On the summer of 2006 the Israel–Hezbollah War (also known as the Second Lebanon War) broke out. In the days leading to the war, dozens of rockets and mortar bombs hit settlements along the confrontation line, and for 34 days, northern Israel – spanning from Carmiel and Haifa in the west to Tiberias in the East, and Beit Shean and Afula in the South – was attacked by long-range missiles. Jewish, Arab, and Druze civilians were wounded. A great amount of property was damaged.
Naturally, the hospital receiving the greatest number of wounded was Rambam Health Care Campus in Haifa. Providing treatment to soldiers and civilians, some of whom severely injured, was done under the constant threat of Hezbollah missiles. No less than 60 rockets were aimed to reach the campus area, turning patient treatment more difficult than ever.
“It was clear to us that after the war we must make sure this will not reoccur,” says Esti Golan, Director of International Relations and Chief of Strategic Development of the campus. “By the end of the war, we started fortifying the ER and later embarked on an ambitious and complex project: building the largest fortified hospital in the world”. 50 feet were dug, nearly half of which on ground water level, to build an underground parking lot which, under normal circumstances, is used to park 1,500 vehicles and can be turned, within 72 hours, into an underground hospital accommodating 2,000 patients. The medical appliances are set in the walls and ready to be pulled out when the need comes.
To fortify the ER and to build the underground hospital the campus raised funds. 300,000 USD came from WLI, an amount donated after 200,000 USD were donated for treating PTSD, another result of the war. “Our relationship with WLI was created through the Schwartz family. Carole Schwartz, a former board member, and her husband were in touch with the American Friends of Rambam Medical Center, and since 2008 we have been receiving significant donations from them.”
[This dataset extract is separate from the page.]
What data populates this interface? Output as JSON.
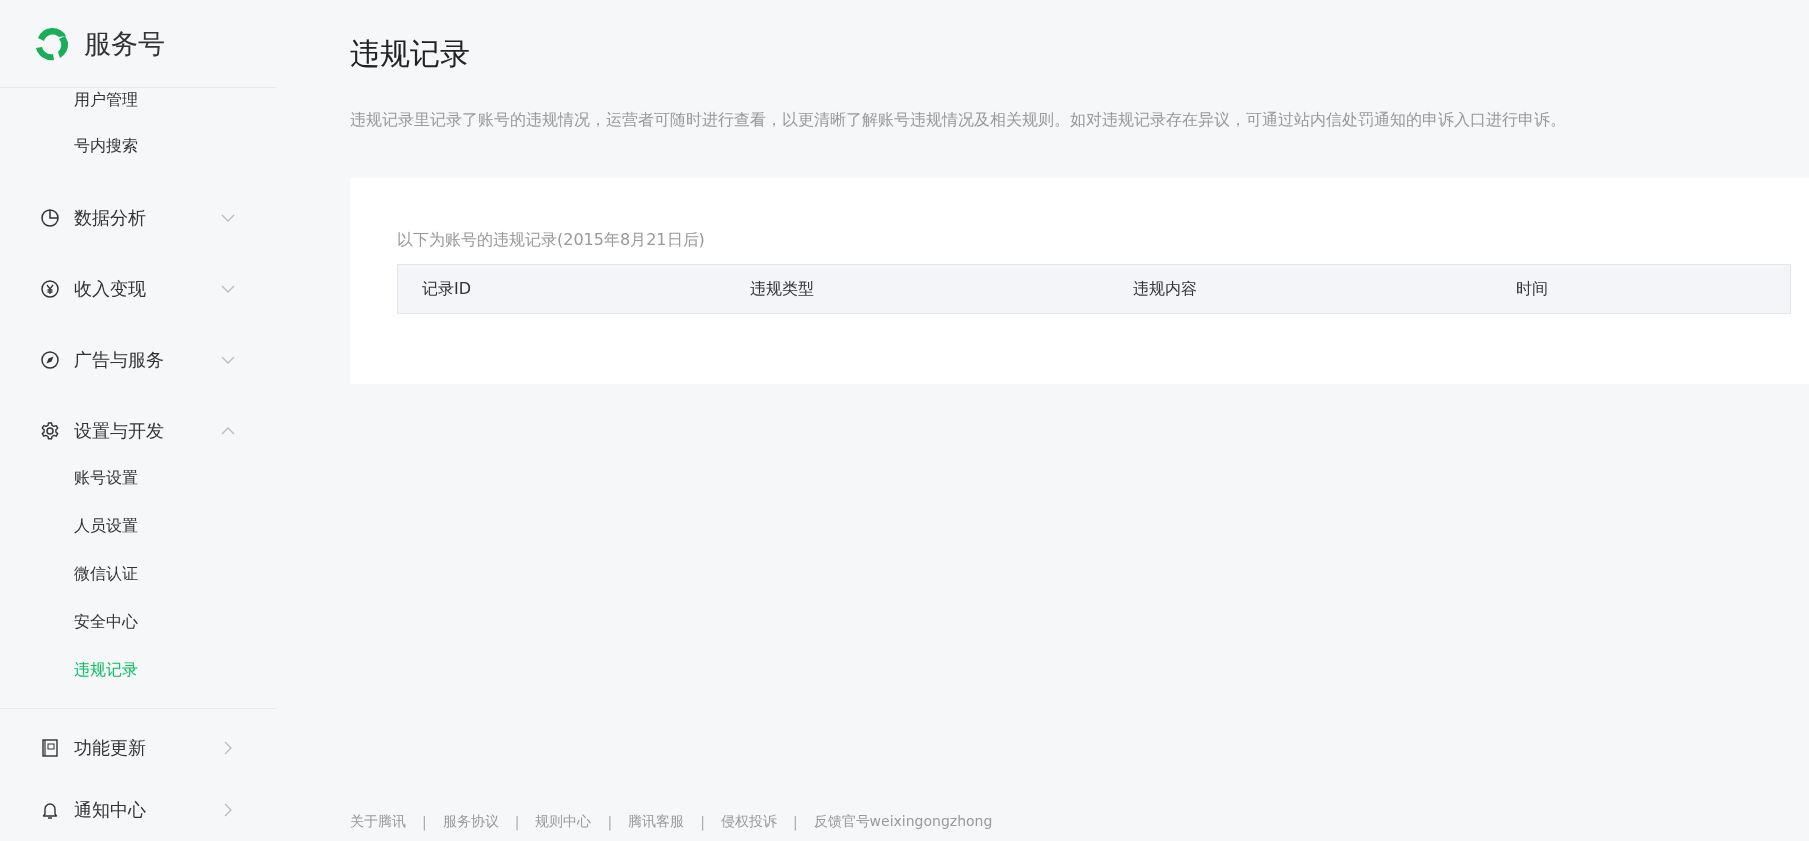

Further down the road, 750,000 USD were donated to the children’s hospital. “The donations are very diverse,” says Golan, “They allow us to handle a wide variety of issues – security, psychiatry, children’s healthcare.”
Nowadays, the campus is building the Eyal Ofer cardiology building. Moreover, they are building a 20-story research building which will be used by the Technion, Haifa University and the hospital. They are hoping to get additional funding which will be invested in northern Israel’s public health.